Hey everyone – just a heads up that I will be going on vacation, and so too will my blog. Although I’ll certainly be reading, I’m not going to worry about trying to post, though I’ll almost certainly save my thoughts to post upon my return on April 27th. Happy reading all!
“It frightens me, knowing the One has called up two such strong individuals. It means that there are troubled times in our future, and you must prepare yourselves.”
The Temple at Illian is the crown jewel of life in the Northern Territory. There, pledges are paired with feli, the giant sacred cats of the One god, and are instructed to serve the One’s four capricious deities. Yet Sulis, a young woman from the Southern Desert, has a different perspective – one that just might be considered heresy, but that is catching on rather quickly…

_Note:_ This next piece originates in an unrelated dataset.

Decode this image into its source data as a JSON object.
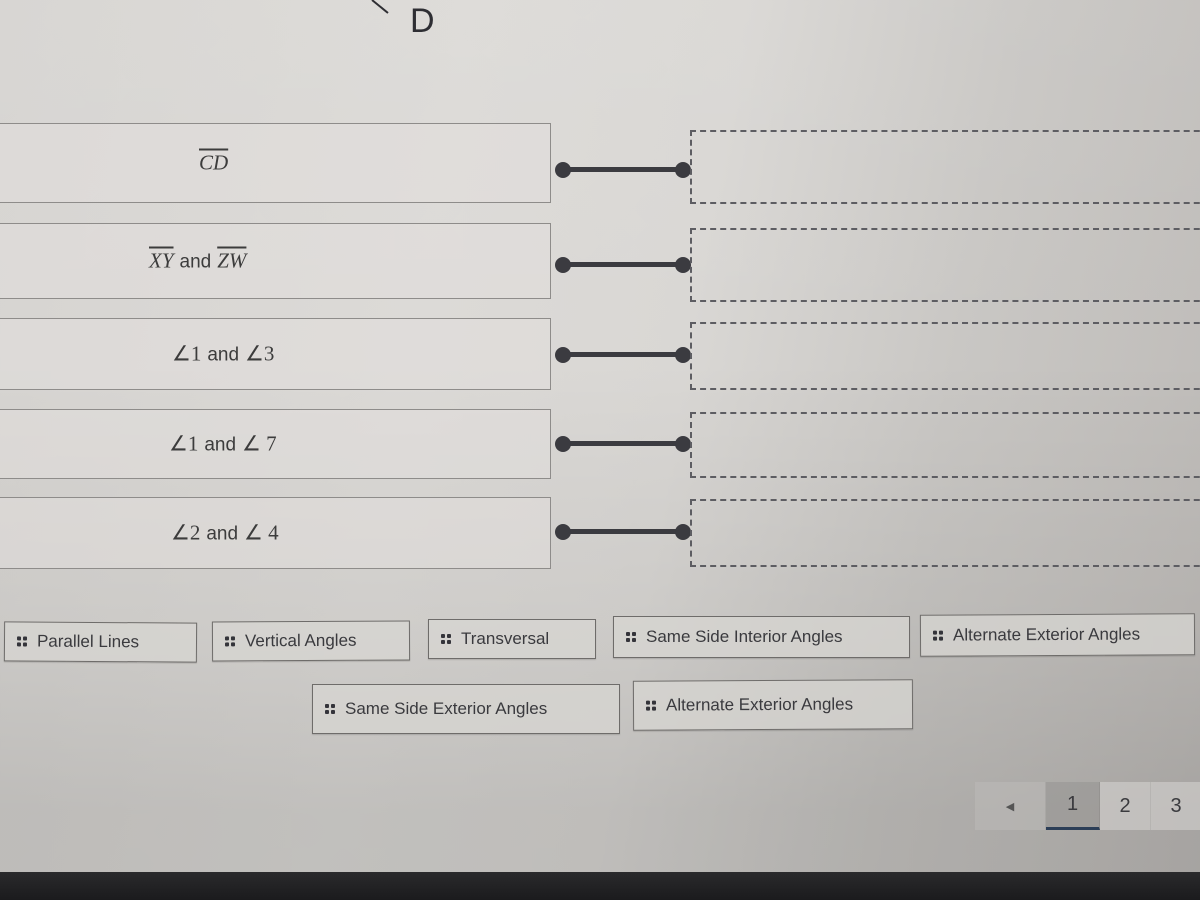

Sulis’s twin Kadar, meanwhile, is part of a different sort of revolution. When Kadar falls in love with a woman from a Forsaken caste, he finds he’s willing to risk anything to get these people to freedom. But with Sulis drawing a dangerous level of attention from the deities, and war about to break out on two fronts, change may not come as easily as either twin had hoped.
An astonishing debut, Kelley Grant brings to life a powerful new epic fantasy tale of determination and self-discovery.
I’ve said in the past that one of the better aspects of the Harper Voyager Impulse line is its lower price point: it encourages you to take chances on books that you might not otherwise look at, or, in the case of a book such as this, a book that has flaws, but enough originality to balance it out.
There is some fun to be had with this book: I like the idea of the four deities speaking through humans, and that the humans can channel the powers of the gods when needed. There’s a very Greco-Roman feel to the whole affair. Bonding with the feli isn’t entirely unique, but you really can’t go wrong with giant cats either.
That being said: the world feels generic. The vaguely Middle Eastern setting isn’t taken advantage of. There is the one empire that is subduing the other, and of course the empire is evil and condones slavery while the good guys treat all people of all levels equally. It’s a bit preachy and it’s been done before and not overly compelling. I’m also not sold on the machinations of two of the deities. While the premise of war is intriguing, making one someone who preys on the pledges is…yeah. And it doesn’t feel like the have any nuance either. There’s nothing that makes them sympathetic, and given that she does change point of view to tell their portion of the story, there’s no reason she couldn’t have given them more depth. If they don’t have depth again they’re not compelling. I suppose you could argue that they are petty because their gods are petty, but if that was the aim, then I’m not sure that we needed this point of view at all then. I don’t know.
So yeah, it’s a mixed bag. There’s definitely enough there to give it a look, but for epic fantasy, it could stand to be a little more epic.
Verdict: Borrow it
Available: April 21st